Rachel McLish became the most successful competitor of the early 1980s. She lost her Ms. Olympia crown by finishing second to Kike Elomaa in 1981, but regained the title in 1982. A new major pro contest, the Women’s Pro World Championship, was held for the first time in 1981 (won by Lynn Conkwright). Held annually through 1989, this was the second most prestigious contest of the time. McLish added this title to her collection in 1982. George Snyder lost the rights to the Ms. Olympia in 1982, and after this the contestants were no longer hand-picked, but instead qualified for the Ms. Olympia through placings in lesser contests. Women’s bodybuilding was officially recognized as a sport discipline by the 1982 IFBB Congress in Brugge, Belgium.
As the sport grew, the competitors’ level of training gradually increased as did the use of anabolic steroids (most of the competitors in the earliest shows had very little weight training experience or steroid usage), and the sport slowly evolved towards more muscular physiques. This trend started to emerge in 1983. With McLish not competing in the big shows, Carla Dunlap took both the Pro World and Ms. Olympia titles. Dunlap possessed a more muscular physique than either McLish or Elomaa, and though she never repeated her successes of 1983, she would remain competitive for the rest of the decade.
Cory Everson’s reign
In 1984, a new force emerged in women’s bodybuilding. Cory Everson won the NPC Nationals, then defeated McLish to win the Ms. Olympia. At 5’9″ and 150 pounds, Everson’s physique set a new standard. She would go on to win six consecutive Ms. Olympia titles from 1984 to 1989 before retiring undefeated as a professional, the only female bodybuilder ever to accomplish this.
During this period, women’s bodybuilding was starting to achieve some serious mainstream exposure. Pro competitor Anita Gandol created a stir by posing for Playboy in 1984, earning a one-year suspension from the IFBB. Erika Mes, a Dutch competitor, posed nude for the Belgian issue of Playboy in September 1987, also earning a one-year suspension. Lori Bowen, winner of the 1984 Pro World Championship, appeared in a widely broadcast commercial for Miller Lite beer with Rodney Dangerfield. Additionally, competitors Lynn Conkwright (1982) and Carla Dunlap (1984) were included inABC‘s Superstars competition.
Brie Larson is gearing up for her starring role in Captain Marvel, and apparently she’s method acting.
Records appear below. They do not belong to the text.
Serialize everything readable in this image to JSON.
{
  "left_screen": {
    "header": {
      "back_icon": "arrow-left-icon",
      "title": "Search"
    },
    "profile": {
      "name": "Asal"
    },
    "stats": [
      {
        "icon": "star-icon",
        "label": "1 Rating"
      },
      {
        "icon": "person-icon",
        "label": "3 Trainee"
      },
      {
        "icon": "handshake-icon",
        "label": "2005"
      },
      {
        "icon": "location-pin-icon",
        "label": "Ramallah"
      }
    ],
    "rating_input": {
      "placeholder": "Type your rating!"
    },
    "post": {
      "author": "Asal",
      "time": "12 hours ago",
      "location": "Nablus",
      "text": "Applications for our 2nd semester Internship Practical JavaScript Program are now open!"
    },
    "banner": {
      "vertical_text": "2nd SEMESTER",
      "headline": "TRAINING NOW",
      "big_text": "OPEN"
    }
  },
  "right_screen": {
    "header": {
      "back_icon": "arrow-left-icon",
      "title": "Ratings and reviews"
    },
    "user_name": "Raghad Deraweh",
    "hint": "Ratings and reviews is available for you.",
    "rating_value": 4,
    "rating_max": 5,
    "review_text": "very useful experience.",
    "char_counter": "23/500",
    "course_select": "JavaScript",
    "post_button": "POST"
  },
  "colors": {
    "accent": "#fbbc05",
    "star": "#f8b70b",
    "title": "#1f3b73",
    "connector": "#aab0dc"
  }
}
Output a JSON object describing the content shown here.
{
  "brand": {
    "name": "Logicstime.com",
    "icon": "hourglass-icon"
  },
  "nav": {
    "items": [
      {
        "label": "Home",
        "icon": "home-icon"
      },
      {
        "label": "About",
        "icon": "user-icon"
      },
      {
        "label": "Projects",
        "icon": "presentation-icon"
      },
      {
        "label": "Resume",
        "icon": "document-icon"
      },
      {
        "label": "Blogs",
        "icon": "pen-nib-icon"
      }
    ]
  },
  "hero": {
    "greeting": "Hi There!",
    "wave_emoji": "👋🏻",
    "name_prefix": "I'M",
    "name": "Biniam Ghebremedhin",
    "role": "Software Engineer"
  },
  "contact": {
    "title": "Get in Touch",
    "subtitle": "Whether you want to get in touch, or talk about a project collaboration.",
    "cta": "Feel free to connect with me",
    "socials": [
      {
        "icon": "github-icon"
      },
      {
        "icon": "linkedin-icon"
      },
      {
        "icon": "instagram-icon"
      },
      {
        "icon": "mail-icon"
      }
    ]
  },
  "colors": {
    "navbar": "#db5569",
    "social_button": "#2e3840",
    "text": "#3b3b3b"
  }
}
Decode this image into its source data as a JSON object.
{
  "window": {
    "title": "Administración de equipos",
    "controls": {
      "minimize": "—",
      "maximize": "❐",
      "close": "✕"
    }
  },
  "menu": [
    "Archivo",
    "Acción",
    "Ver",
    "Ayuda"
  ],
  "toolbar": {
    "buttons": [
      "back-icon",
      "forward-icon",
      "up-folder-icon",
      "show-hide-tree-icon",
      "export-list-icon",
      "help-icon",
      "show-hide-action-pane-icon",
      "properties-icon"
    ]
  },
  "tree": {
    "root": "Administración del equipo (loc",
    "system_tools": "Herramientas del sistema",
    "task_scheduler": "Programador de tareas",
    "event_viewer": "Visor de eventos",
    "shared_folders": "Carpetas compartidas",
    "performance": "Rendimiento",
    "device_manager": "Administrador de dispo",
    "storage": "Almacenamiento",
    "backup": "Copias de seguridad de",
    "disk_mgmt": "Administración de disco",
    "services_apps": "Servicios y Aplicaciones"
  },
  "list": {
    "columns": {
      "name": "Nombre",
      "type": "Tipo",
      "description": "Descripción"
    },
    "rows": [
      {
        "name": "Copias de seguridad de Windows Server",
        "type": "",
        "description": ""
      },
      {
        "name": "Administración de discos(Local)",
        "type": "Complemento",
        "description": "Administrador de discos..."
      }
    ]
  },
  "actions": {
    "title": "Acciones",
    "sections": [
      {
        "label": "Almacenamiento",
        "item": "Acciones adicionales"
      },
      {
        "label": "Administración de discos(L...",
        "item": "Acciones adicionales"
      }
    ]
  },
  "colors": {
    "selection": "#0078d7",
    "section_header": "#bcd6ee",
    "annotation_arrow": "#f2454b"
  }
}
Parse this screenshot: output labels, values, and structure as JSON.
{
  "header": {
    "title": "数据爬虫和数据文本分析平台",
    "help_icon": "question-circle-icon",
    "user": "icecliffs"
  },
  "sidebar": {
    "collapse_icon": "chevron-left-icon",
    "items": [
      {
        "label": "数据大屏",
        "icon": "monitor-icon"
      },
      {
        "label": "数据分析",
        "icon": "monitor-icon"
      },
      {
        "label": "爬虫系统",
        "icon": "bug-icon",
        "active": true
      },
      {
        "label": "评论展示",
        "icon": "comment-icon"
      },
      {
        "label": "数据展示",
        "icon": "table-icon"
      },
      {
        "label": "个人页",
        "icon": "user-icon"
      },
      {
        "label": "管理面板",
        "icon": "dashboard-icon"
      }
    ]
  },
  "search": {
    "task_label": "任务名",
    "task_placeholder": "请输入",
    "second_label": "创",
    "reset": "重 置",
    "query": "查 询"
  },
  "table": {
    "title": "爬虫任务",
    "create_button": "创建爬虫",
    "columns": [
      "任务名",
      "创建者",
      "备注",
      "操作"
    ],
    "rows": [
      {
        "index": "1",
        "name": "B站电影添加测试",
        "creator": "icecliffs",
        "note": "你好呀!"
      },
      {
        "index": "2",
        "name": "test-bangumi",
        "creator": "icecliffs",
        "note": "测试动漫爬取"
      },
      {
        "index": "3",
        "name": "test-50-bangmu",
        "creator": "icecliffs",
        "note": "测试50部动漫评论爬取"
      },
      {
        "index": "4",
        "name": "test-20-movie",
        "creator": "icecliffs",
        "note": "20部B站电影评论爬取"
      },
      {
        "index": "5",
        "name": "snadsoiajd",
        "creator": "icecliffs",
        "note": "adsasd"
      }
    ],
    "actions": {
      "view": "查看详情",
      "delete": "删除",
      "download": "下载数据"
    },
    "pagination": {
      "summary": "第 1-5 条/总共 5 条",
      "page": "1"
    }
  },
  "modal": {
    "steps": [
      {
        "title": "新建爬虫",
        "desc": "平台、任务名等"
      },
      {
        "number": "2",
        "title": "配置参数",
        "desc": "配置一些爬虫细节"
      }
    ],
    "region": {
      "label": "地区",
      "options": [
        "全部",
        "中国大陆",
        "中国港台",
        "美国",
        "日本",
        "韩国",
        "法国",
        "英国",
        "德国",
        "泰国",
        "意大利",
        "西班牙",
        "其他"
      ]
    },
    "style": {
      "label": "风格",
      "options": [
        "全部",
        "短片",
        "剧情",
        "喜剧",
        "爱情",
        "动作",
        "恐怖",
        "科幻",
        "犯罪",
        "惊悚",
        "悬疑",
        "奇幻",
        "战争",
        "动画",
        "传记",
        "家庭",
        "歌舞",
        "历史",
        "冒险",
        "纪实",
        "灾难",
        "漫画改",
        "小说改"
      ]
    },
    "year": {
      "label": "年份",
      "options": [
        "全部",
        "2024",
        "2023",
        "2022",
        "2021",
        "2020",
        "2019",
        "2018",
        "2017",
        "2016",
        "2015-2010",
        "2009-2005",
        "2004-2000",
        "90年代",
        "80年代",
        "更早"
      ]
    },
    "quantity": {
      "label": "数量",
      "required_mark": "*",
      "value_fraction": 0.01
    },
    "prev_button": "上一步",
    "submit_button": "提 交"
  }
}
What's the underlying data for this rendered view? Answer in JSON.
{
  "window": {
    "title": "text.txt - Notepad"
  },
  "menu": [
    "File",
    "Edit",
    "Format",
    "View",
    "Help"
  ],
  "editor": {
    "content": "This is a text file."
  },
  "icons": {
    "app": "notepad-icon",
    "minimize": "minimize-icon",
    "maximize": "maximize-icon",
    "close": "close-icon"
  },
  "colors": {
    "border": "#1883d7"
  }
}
By which we mean strength training at the gym like a real-life superhero.
The actress took to Instagram to show off what nine months of intensive training can do to a person’s body—and she looks incredibly strong and inspiring.
To quote the Unbreakable Kimmy Schmidt theme song, females are strong as hell.
Also, FYI in case you want to know more about this movie—it’s set in the ’90s (YASSSS), and is about Carol Danvers—better known as Captain Marvel—a pilot who gains superpowers after getting into an accident. Naturally she ends up fighting an alien war, as ya do.